I read a lot. I occasionally see "oaken" used to describe something made out of oak. It's used more frequently in historical or romantic fiction. Does common usage make it right?
closed as off-topic by Kris, Ronan, Janus Bahs Jacquet, Fattie, Robusto Sep 13 '14 at 12:10
This question appears to be off-topic. The users who voted to close gave this specific reason:
- "Questions that can be answered using commonly-available references are off-topic. A list of these references can be found here: List of general references" – Kris, Ronan, Janus Bahs Jacquet, Fattie, Robusto
Of course it does. That's what makes a term right -- a general consensus that it's OK to use a particular term in a particular way, as demonstrated by people's actual linguistic practice.
In other words, usage (not ex-cathedra pronouncements and prescriptions from academicians and self-appointed 'experts') is the ultimate arbiter of rightness.
Getting back to 'oaken':
"The -en suffix is used to form adjectives of source or material from nouns, e.g. ashen, golden, oaken."
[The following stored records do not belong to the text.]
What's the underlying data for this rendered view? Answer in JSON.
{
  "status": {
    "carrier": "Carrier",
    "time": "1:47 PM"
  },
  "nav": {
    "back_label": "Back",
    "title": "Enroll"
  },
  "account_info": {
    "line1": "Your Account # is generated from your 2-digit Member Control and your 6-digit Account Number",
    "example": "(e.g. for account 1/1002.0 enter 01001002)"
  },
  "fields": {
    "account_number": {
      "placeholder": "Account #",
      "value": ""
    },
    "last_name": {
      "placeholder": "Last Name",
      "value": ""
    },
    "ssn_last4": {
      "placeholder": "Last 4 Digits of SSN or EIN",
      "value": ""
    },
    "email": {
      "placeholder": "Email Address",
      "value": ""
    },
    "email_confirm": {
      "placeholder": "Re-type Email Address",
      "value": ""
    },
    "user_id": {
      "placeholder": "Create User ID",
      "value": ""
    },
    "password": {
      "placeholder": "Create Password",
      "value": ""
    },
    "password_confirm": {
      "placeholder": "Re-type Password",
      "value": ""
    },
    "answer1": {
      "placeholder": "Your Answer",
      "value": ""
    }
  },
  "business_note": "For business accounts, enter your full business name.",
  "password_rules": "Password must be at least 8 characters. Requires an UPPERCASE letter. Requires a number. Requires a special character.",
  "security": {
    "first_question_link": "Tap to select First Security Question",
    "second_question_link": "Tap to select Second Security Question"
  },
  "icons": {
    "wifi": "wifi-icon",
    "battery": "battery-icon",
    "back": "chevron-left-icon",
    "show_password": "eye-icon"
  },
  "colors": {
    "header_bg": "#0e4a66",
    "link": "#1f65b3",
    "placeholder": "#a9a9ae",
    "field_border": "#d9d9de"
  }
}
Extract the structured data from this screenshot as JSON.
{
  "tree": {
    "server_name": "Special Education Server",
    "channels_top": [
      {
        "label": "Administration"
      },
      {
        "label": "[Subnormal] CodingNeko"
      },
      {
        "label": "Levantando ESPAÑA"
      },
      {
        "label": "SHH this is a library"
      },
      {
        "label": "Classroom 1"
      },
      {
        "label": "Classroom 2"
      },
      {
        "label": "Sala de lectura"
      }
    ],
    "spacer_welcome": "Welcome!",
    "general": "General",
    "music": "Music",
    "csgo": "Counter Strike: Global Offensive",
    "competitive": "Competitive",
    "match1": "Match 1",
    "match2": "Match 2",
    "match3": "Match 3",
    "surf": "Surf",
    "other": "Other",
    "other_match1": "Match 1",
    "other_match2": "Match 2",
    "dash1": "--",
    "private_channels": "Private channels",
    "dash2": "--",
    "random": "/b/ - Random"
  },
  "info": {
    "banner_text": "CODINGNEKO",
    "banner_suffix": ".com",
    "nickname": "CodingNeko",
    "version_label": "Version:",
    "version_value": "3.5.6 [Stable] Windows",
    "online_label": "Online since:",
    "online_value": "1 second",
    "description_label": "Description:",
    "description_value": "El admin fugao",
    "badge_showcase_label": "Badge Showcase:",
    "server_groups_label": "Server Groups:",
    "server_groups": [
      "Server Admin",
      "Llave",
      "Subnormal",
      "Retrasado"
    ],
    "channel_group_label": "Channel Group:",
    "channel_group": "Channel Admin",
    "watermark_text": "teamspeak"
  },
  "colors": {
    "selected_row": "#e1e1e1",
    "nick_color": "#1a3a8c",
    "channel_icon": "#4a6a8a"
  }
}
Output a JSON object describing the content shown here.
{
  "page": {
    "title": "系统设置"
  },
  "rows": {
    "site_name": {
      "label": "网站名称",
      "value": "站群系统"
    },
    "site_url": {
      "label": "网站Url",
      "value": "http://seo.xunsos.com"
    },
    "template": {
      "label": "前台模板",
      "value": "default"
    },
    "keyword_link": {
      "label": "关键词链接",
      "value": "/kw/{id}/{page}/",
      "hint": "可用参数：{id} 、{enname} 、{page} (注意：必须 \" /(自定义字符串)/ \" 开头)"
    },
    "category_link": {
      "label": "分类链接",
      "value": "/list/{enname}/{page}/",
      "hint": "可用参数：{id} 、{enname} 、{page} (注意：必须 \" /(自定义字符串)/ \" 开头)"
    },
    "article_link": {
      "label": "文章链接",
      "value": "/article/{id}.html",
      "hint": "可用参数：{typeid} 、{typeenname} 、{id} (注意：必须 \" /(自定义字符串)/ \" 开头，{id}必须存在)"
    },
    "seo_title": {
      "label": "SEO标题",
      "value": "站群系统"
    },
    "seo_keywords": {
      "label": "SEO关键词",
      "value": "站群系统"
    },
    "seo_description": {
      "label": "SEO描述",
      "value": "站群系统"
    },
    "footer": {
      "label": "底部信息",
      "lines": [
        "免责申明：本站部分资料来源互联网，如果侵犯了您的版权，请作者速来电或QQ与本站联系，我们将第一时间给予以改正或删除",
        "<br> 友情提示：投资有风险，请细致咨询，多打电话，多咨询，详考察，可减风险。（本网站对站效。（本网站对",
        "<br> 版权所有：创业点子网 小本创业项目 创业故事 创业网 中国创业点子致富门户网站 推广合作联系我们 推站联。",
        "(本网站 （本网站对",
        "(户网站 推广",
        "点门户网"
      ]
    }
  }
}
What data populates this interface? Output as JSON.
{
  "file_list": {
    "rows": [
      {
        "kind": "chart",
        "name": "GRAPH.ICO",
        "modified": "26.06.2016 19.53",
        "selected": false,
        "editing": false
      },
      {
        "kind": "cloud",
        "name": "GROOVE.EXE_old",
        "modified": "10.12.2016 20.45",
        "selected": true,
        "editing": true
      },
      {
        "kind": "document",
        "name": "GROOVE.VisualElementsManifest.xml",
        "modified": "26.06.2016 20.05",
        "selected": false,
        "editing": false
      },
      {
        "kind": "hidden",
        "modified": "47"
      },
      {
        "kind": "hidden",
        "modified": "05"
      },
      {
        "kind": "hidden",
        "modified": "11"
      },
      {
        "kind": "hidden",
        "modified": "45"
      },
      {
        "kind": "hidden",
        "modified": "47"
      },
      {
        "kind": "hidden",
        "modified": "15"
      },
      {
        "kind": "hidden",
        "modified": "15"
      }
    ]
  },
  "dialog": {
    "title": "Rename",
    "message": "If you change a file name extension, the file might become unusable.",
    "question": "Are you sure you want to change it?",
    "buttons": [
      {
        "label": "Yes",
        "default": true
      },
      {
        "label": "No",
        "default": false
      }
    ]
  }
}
(Explanation of -en from The Random House Dictionary of the English Language, 1993.)